Within the records below, find each line that holds the string "平南县工业园幼儿园", then copy it.

★ ★ ★ ★

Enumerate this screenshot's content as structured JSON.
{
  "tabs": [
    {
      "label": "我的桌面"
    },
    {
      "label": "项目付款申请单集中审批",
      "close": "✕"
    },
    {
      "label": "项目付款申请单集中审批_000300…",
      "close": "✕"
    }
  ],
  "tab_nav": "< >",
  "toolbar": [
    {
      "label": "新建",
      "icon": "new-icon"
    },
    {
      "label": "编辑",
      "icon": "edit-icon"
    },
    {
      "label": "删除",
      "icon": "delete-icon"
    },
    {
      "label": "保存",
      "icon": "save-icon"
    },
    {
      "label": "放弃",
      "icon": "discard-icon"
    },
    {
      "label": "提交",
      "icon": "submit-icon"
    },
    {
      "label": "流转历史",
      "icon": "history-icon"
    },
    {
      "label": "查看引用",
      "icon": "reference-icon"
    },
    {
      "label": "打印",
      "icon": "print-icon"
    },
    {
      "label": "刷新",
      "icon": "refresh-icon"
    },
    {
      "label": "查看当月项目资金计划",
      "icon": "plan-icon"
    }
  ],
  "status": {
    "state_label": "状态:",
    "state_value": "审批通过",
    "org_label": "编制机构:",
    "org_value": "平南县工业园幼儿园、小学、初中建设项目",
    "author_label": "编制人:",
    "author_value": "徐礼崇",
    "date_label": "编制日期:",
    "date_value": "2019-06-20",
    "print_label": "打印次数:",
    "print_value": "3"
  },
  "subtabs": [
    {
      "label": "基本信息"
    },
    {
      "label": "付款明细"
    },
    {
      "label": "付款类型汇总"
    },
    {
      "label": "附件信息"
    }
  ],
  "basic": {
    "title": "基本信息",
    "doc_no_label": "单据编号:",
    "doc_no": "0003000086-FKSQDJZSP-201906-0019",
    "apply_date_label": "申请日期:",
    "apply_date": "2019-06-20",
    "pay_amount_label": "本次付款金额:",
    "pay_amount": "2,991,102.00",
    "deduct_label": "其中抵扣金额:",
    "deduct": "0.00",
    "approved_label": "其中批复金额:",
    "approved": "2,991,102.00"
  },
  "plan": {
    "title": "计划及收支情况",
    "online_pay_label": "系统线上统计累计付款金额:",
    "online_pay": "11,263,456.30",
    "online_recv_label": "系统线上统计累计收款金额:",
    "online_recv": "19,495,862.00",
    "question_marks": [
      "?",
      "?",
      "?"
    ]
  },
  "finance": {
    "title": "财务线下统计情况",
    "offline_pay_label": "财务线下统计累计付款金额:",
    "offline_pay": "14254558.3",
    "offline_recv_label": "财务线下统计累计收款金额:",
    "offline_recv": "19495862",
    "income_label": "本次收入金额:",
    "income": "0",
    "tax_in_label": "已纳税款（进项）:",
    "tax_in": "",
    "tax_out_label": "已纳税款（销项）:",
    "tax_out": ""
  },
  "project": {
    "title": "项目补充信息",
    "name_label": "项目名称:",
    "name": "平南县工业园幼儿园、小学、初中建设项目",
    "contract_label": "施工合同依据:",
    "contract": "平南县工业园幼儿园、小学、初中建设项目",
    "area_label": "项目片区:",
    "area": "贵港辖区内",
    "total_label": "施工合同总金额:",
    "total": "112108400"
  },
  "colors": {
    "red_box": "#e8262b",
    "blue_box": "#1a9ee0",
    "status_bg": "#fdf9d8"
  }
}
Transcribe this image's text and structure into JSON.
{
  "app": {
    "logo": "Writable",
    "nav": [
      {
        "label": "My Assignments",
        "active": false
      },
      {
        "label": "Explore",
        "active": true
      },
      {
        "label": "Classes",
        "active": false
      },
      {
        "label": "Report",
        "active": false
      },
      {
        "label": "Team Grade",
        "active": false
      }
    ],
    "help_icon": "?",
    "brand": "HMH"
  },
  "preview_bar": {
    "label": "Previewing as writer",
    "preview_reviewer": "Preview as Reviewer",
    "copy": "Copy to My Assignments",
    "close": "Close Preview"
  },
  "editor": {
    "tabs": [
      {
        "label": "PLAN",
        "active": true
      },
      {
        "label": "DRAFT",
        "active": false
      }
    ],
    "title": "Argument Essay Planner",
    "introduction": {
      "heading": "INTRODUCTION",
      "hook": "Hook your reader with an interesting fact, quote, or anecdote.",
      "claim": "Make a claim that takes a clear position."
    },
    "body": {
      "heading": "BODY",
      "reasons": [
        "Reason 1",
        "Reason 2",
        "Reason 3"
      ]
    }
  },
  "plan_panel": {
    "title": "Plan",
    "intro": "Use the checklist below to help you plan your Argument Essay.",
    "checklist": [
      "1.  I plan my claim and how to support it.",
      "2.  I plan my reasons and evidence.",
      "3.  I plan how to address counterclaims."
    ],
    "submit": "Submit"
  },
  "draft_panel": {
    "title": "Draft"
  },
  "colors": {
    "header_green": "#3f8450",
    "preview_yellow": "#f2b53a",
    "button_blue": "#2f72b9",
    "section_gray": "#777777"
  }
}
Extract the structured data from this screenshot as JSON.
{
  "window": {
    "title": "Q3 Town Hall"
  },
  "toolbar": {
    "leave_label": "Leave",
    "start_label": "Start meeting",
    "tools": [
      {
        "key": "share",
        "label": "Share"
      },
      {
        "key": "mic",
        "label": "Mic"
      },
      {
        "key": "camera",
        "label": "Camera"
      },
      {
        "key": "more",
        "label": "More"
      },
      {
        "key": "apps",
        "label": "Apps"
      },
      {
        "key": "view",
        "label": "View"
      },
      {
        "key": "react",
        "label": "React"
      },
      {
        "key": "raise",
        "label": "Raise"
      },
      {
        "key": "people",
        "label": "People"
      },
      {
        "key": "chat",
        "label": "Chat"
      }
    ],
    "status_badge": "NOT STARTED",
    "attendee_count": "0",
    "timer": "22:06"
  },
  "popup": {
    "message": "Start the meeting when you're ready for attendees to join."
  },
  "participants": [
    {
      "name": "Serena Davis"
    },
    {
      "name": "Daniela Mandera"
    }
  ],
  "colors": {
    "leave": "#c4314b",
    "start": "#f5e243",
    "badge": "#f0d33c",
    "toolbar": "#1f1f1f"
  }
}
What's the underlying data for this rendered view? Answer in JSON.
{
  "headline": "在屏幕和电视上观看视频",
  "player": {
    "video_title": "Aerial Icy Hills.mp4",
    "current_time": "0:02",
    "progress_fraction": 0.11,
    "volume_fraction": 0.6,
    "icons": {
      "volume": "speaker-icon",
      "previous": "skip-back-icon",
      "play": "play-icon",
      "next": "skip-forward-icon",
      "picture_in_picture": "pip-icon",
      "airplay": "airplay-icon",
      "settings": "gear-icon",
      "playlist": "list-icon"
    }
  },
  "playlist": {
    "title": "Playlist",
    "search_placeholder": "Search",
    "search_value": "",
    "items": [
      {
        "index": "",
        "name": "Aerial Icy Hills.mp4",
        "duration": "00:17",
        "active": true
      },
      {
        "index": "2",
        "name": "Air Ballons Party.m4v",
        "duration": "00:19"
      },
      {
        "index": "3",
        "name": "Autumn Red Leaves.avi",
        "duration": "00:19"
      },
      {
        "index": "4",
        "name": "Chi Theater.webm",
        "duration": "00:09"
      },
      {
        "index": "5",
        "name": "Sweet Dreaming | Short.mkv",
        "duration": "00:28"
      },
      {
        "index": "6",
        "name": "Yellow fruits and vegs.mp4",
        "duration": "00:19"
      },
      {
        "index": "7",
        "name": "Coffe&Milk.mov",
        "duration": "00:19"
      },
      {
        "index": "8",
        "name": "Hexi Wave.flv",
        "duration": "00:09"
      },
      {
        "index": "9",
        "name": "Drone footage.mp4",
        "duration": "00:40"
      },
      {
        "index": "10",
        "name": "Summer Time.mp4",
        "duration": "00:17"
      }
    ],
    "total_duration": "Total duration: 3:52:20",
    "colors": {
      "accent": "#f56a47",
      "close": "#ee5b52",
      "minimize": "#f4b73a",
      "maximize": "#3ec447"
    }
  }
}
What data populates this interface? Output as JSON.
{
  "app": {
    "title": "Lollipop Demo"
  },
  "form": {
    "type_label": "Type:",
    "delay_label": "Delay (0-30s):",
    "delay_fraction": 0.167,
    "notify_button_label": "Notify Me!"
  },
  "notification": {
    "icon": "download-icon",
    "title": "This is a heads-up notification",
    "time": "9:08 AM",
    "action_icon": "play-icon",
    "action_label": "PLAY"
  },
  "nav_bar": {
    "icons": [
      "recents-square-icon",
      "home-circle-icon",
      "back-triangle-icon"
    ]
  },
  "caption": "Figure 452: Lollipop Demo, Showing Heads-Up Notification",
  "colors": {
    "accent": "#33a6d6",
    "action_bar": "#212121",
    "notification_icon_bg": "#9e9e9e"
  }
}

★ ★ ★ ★

▶ Task answer
    "org_value": "平南县工业园幼儿园、小学、初中建设项目",
    "name": "平南县工业园幼儿园、小学、初中建设项目",
    "contract": "平南县工业园幼儿园、小学、初中建设项目",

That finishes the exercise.